— Try it —
Copy the records word for word, omitting all pictures.

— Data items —
|---|
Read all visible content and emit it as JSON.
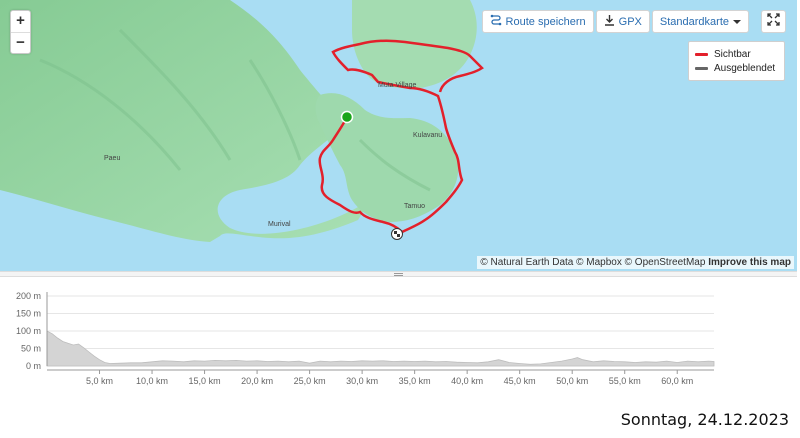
{
  "map": {
    "zoom_in_label": "+",
    "zoom_out_label": "−",
    "places": {
      "paeu": "Paeu",
      "murival": "Murival",
      "kulavanu": "Kulavanu",
      "tamuo": "Tamuo",
      "village": "Muta Village"
    },
    "attribution": {
      "text": "© Natural Earth Data © Mapbox © OpenStreetMap",
      "improve": "Improve this map"
    }
  },
  "toolbar": {
    "save_route_label": "Route speichern",
    "gpx_label": "GPX",
    "map_style_label": "Standardkarte"
  },
  "legend": {
    "items": [
      {
        "label": "Sichtbar",
        "color": "#e3202b"
      },
      {
        "label": "Ausgeblendet",
        "color": "#666666"
      }
    ]
  },
  "colors": {
    "water": "#a9ddf3",
    "land": "#9ed9ad",
    "route": "#e3202b",
    "start": "#1aa51a",
    "profile_fill": "#d4d4d4"
  },
  "elevation": {
    "y_ticks": [
      "200 m",
      "150 m",
      "100 m",
      "50 m",
      "0 m"
    ],
    "y_values": [
      200,
      150,
      100,
      50,
      0
    ],
    "x_ticks": [
      "5,0 km",
      "10,0 km",
      "15,0 km",
      "20,0 km",
      "25,0 km",
      "30,0 km",
      "35,0 km",
      "40,0 km",
      "45,0 km",
      "50,0 km",
      "55,0 km",
      "60,0 km"
    ],
    "x_values": [
      5,
      10,
      15,
      20,
      25,
      30,
      35,
      40,
      45,
      50,
      55,
      60
    ],
    "max_km": 63.5,
    "profile": [
      [
        0,
        100
      ],
      [
        0.5,
        92
      ],
      [
        1,
        80
      ],
      [
        1.5,
        70
      ],
      [
        2,
        65
      ],
      [
        2.5,
        60
      ],
      [
        3,
        63
      ],
      [
        3.5,
        52
      ],
      [
        4,
        40
      ],
      [
        4.5,
        28
      ],
      [
        5,
        18
      ],
      [
        5.5,
        10
      ],
      [
        6,
        7
      ],
      [
        7,
        8
      ],
      [
        8,
        9
      ],
      [
        9,
        9
      ],
      [
        10,
        12
      ],
      [
        11,
        15
      ],
      [
        12,
        14
      ],
      [
        13,
        12
      ],
      [
        14,
        15
      ],
      [
        15,
        14
      ],
      [
        16,
        16
      ],
      [
        17,
        15
      ],
      [
        18,
        16
      ],
      [
        19,
        14
      ],
      [
        20,
        15
      ],
      [
        21,
        13
      ],
      [
        22,
        14
      ],
      [
        23,
        12
      ],
      [
        24,
        14
      ],
      [
        25,
        8
      ],
      [
        26,
        14
      ],
      [
        27,
        12
      ],
      [
        28,
        14
      ],
      [
        29,
        13
      ],
      [
        30,
        15
      ],
      [
        31,
        14
      ],
      [
        32,
        15
      ],
      [
        33,
        13
      ],
      [
        34,
        14
      ],
      [
        35,
        13
      ],
      [
        36,
        14
      ],
      [
        37,
        12
      ],
      [
        38,
        13
      ],
      [
        39,
        11
      ],
      [
        40,
        10
      ],
      [
        41,
        9
      ],
      [
        42,
        12
      ],
      [
        43,
        18
      ],
      [
        44,
        10
      ],
      [
        45,
        7
      ],
      [
        46,
        5
      ],
      [
        47,
        6
      ],
      [
        48,
        10
      ],
      [
        49,
        14
      ],
      [
        50,
        20
      ],
      [
        50.5,
        24
      ],
      [
        51,
        18
      ],
      [
        52,
        12
      ],
      [
        53,
        15
      ],
      [
        54,
        13
      ],
      [
        55,
        12
      ],
      [
        56,
        10
      ],
      [
        57,
        12
      ],
      [
        58,
        11
      ],
      [
        59,
        14
      ],
      [
        60,
        10
      ],
      [
        61,
        14
      ],
      [
        62,
        12
      ],
      [
        63,
        14
      ],
      [
        63.5,
        13
      ]
    ]
  },
  "footer": {
    "date": "Sonntag, 24.12.2023"
  }
}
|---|
— Result —
Read all visible content and emit it as JSON.
{
  "map": {
    "zoom_in_label": "+",
    "zoom_out_label": "−",
    "places": {
      "paeu": "Paeu",
      "murival": "Murival",
      "kulavanu": "Kulavanu",
      "tamuo": "Tamuo",
      "village": "Muta Village"
    },
    "attribution": {
      "text": "© Natural Earth Data © Mapbox © OpenStreetMap",
      "improve": "Improve this map"
    }
  },
  "toolbar": {
    "save_route_label": "Route speichern",
    "gpx_label": "GPX",
    "map_style_label": "Standardkarte"
  },
  "legend": {
    "items": [
      {
        "label": "Sichtbar",
        "color": "#e3202b"
      },
      {
        "label": "Ausgeblendet",
        "color": "#666666"
      }
    ]
  },
  "colors": {
    "water": "#a9ddf3",
    "land": "#9ed9ad",
    "route": "#e3202b",
    "start": "#1aa51a",
    "profile_fill": "#d4d4d4"
  },
  "elevation": {
    "y_ticks": [
      "200 m",
      "150 m",
      "100 m",
      "50 m",
      "0 m"
    ],
    "y_values": [
      200,
      150,
      100,
      50,
      0
    ],
    "x_ticks": [
      "5,0 km",
      "10,0 km",
      "15,0 km",
      "20,0 km",
      "25,0 km",
      "30,0 km",
      "35,0 km",
      "40,0 km",
      "45,0 km",
      "50,0 km",
      "55,0 km",
      "60,0 km"
    ],
    "x_values": [
      5,
      10,
      15,
      20,
      25,
      30,
      35,
      40,
      45,
      50,
      55,
      60
    ],
    "max_km": 63.5,
    "profile": [
      [
        0,
        100
      ],
      [
        0.5,
        92
      ],
      [
        1,
        80
      ],
      [
        1.5,
        70
      ],
      [
        2,
        65
      ],
      [
        2.5,
        60
      ],
      [
        3,
        63
      ],
      [
        3.5,
        52
      ],
      [
        4,
        40
      ],
      [
        4.5,
        28
      ],
      [
        5,
        18
      ],
      [
        5.5,
        10
      ],
      [
        6,
        7
      ],
      [
        7,
        8
      ],
      [
        8,
        9
      ],
      [
        9,
        9
      ],
      [
        10,
        12
      ],
      [
        11,
        15
      ],
      [
        12,
        14
      ],
      [
        13,
        12
      ],
      [
        14,
        15
      ],
      [
        15,
        14
      ],
      [
        16,
        16
      ],
      [
        17,
        15
      ],
      [
        18,
        16
      ],
      [
        19,
        14
      ],
      [
        20,
        15
      ],
      [
        21,
        13
      ],
      [
        22,
        14
      ],
      [
        23,
        12
      ],
      [
        24,
        14
      ],
      [
        25,
        8
      ],
      [
        26,
        14
      ],
      [
        27,
        12
      ],
      [
        28,
        14
      ],
      [
        29,
        13
      ],
      [
        30,
        15
      ],
      [
        31,
        14
      ],
      [
        32,
        15
      ],
      [
        33,
        13
      ],
      [
        34,
        14
      ],
      [
        35,
        13
      ],
      [
        36,
        14
      ],
      [
        37,
        12
      ],
      [
        38,
        13
      ],
      [
        39,
        11
      ],
      [
        40,
        10
      ],
      [
        41,
        9
      ],
      [
        42,
        12
      ],
      [
        43,
        18
      ],
      [
        44,
        10
      ],
      [
        45,
        7
      ],
      [
        46,
        5
      ],
      [
        47,
        6
      ],
      [
        48,
        10
      ],
      [
        49,
        14
      ],
      [
        50,
        20
      ],
      [
        50.5,
        24
      ],
      [
        51,
        18
      ],
      [
        52,
        12
      ],
      [
        53,
        15
      ],
      [
        54,
        13
      ],
      [
        55,
        12
      ],
      [
        56,
        10
      ],
      [
        57,
        12
      ],
      [
        58,
        11
      ],
      [
        59,
        14
      ],
      [
        60,
        10
      ],
      [
        61,
        14
      ],
      [
        62,
        12
      ],
      [
        63,
        14
      ],
      [
        63.5,
        13
      ]
    ]
  },
  "footer": {
    "date": "Sonntag, 24.12.2023"
  }
}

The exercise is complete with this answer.